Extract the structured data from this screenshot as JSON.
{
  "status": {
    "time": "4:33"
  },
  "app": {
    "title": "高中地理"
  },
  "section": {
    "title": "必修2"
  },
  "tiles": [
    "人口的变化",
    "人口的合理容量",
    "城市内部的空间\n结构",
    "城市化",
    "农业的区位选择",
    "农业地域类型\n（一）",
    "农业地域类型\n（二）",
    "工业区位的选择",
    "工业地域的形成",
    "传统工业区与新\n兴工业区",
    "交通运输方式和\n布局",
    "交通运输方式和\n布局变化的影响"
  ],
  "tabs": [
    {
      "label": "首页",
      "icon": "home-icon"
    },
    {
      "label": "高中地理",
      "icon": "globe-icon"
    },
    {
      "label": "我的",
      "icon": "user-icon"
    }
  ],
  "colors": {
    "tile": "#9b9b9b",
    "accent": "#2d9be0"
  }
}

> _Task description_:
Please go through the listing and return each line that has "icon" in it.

> _Exercise solution_:
      "icon": "home-icon"
      "icon": "globe-icon"
      "icon": "user-icon"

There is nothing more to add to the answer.